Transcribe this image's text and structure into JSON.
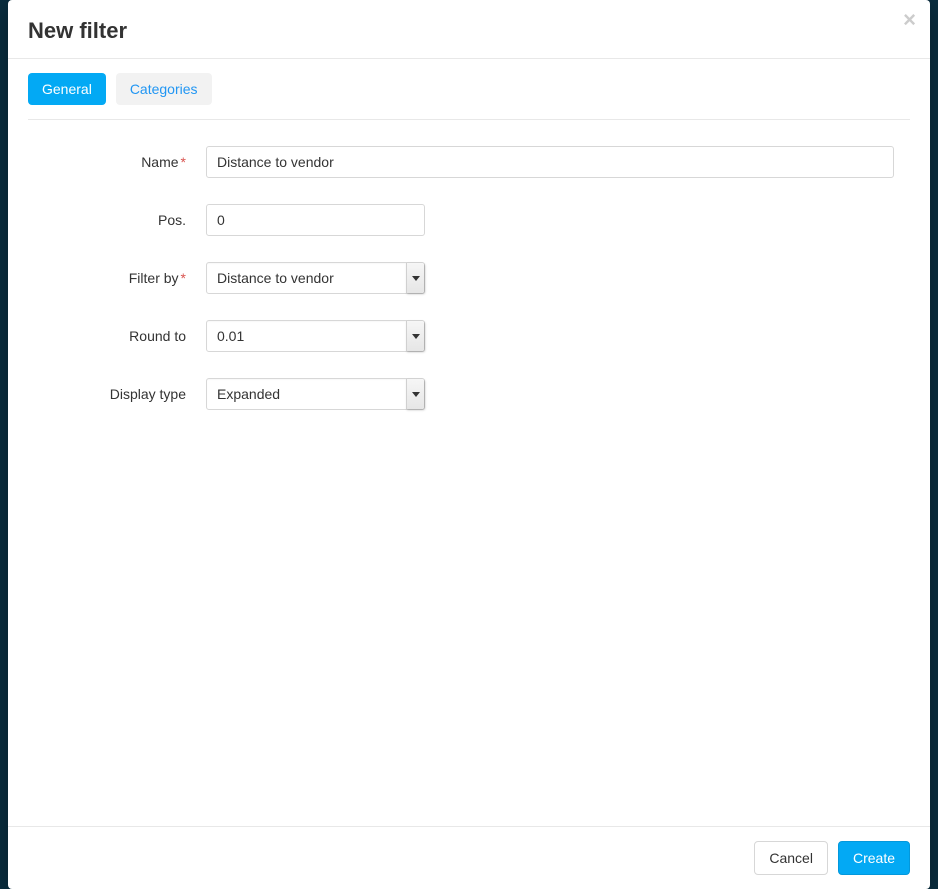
{
  "modal": {
    "title": "New filter",
    "tabs": [
      {
        "label": "General",
        "active": true
      },
      {
        "label": "Categories",
        "active": false
      }
    ],
    "fields": {
      "name": {
        "label": "Name",
        "required": true,
        "value": "Distance to vendor"
      },
      "pos": {
        "label": "Pos.",
        "required": false,
        "value": "0"
      },
      "filter_by": {
        "label": "Filter by",
        "required": true,
        "value": "Distance to vendor"
      },
      "round_to": {
        "label": "Round to",
        "required": false,
        "value": "0.01"
      },
      "display_type": {
        "label": "Display type",
        "required": false,
        "value": "Expanded"
      }
    },
    "buttons": {
      "cancel": "Cancel",
      "create": "Create"
    }
  }
}
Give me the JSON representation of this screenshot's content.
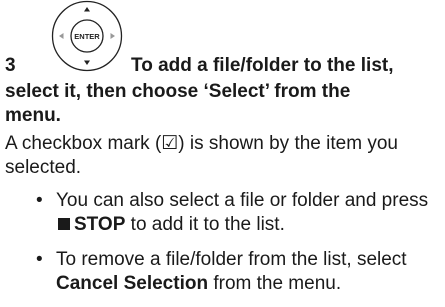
{
  "step": {
    "number": "3",
    "heading_line1": "To add a file/folder to the list,",
    "heading_line2": "select it, then choose ‘Select’ from the",
    "heading_line3": "menu.",
    "remote_button_label": "ENTER"
  },
  "body": {
    "text": "A checkbox mark (☑) is shown by the item you selected."
  },
  "bullets": [
    {
      "before": "You can also select a file or folder and press ",
      "emphasis": "STOP",
      "after": " to add it to the list."
    },
    {
      "before": "To remove a file/folder from the list, select ",
      "emphasis": "Cancel Selection",
      "after": " from the menu."
    }
  ]
}
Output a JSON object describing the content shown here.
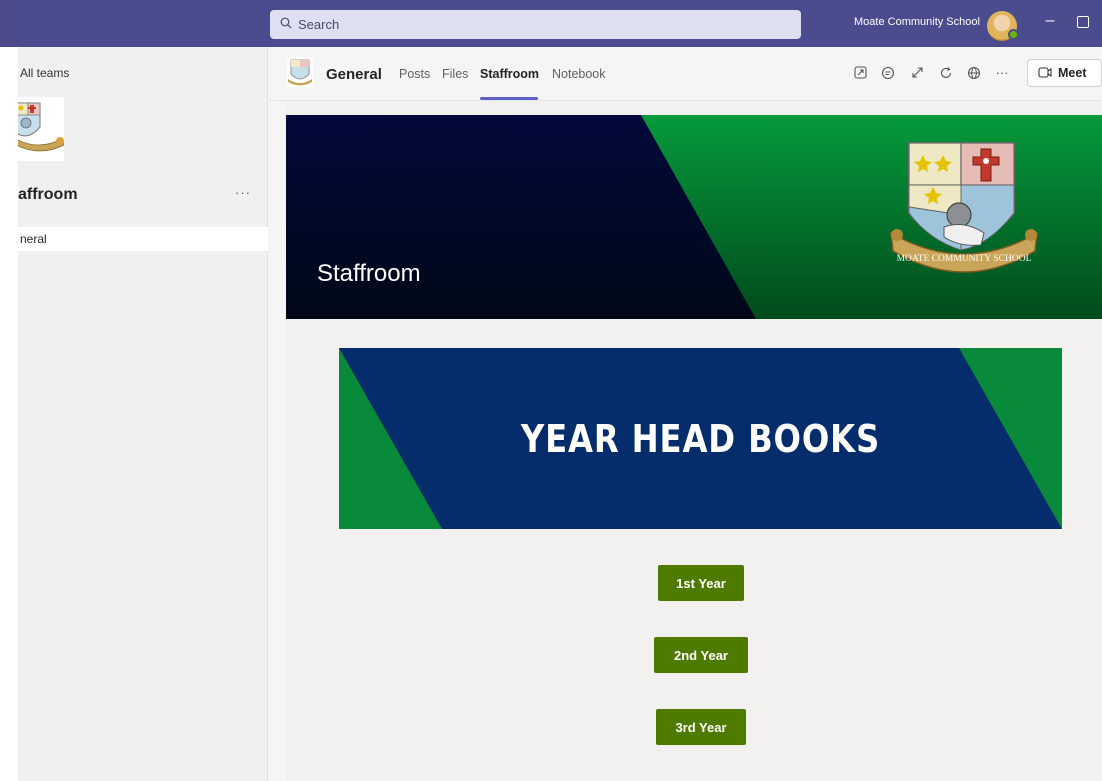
{
  "titlebar": {
    "search_placeholder": "Search",
    "org_name": "Moate Community School"
  },
  "sidebar": {
    "back_label": "All teams",
    "team_name": "affroom",
    "more_label": "···",
    "channels": [
      {
        "label": "neral"
      }
    ]
  },
  "channel_header": {
    "title": "General",
    "tabs": [
      {
        "label": "Posts"
      },
      {
        "label": "Files"
      },
      {
        "label": "Staffroom"
      },
      {
        "label": "Notebook"
      }
    ],
    "more_label": "···",
    "meet_label": "Meet"
  },
  "content": {
    "hero_title": "Staffroom",
    "crest_text": "MOATE COMMUNITY SCHOOL",
    "banner_title": "YEAR HEAD BOOKS",
    "buttons": [
      {
        "label": "1st Year"
      },
      {
        "label": "2nd Year"
      },
      {
        "label": "3rd Year"
      }
    ]
  },
  "colors": {
    "titlebar": "#4b4c8e",
    "button_green": "#4f7a00",
    "banner_navy": "#052d6b",
    "banner_green": "#098a3a",
    "hero_navy": "#030a2c",
    "hero_green": "#03903a"
  }
}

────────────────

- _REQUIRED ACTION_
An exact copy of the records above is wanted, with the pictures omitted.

- _EXERCISE SOLUTION_
Transcribe this image's text and structure into JSON.
{
  "modal": {
    "title": "New filter",
    "tabs": [
      {
        "label": "General",
        "active": true
      },
      {
        "label": "Categories",
        "active": false
      }
    ],
    "fields": {
      "name": {
        "label": "Name",
        "required": true,
        "value": "Distance to vendor"
      },
      "pos": {
        "label": "Pos.",
        "required": false,
        "value": "0"
      },
      "filter_by": {
        "label": "Filter by",
        "required": true,
        "value": "Distance to vendor"
      },
      "round_to": {
        "label": "Round to",
        "required": false,
        "value": "0.01"
      },
      "display_type": {
        "label": "Display type",
        "required": false,
        "value": "Expanded"
      }
    },
    "buttons": {
      "cancel": "Cancel",
      "create": "Create"
    }
  }
}
Give me the JSON representation of this screenshot's content.
{
  "step": {
    "number": "3",
    "heading_line1": "To add a file/folder to the list,",
    "heading_line2": "select it, then choose ‘Select’ from the",
    "heading_line3": "menu.",
    "remote_button_label": "ENTER"
  },
  "body": {
    "text": "A checkbox mark (☑) is shown by the item you selected."
  },
  "bullets": [
    {
      "before": "You can also select a file or folder and press ",
      "emphasis": "STOP",
      "after": " to add it to the list."
    },
    {
      "before": "To remove a file/folder from the list, select ",
      "emphasis": "Cancel Selection",
      "after": " from the menu."
    }
  ]
}
Output a JSON object describing the content shown here.
{
  "titlebar": {
    "search_placeholder": "Search",
    "org_name": "Moate Community School"
  },
  "sidebar": {
    "back_label": "All teams",
    "team_name": "affroom",
    "more_label": "···",
    "channels": [
      {
        "label": "neral"
      }
    ]
  },
  "channel_header": {
    "title": "General",
    "tabs": [
      {
        "label": "Posts"
      },
      {
        "label": "Files"
      },
      {
        "label": "Staffroom"
      },
      {
        "label": "Notebook"
      }
    ],
    "more_label": "···",
    "meet_label": "Meet"
  },
  "content": {
    "hero_title": "Staffroom",
    "crest_text": "MOATE COMMUNITY SCHOOL",
    "banner_title": "YEAR HEAD BOOKS",
    "buttons": [
      {
        "label": "1st Year"
      },
      {
        "label": "2nd Year"
      },
      {
        "label": "3rd Year"
      }
    ]
  },
  "colors": {
    "titlebar": "#4b4c8e",
    "button_green": "#4f7a00",
    "banner_navy": "#052d6b",
    "banner_green": "#098a3a",
    "hero_navy": "#030a2c",
    "hero_green": "#03903a"
  }
}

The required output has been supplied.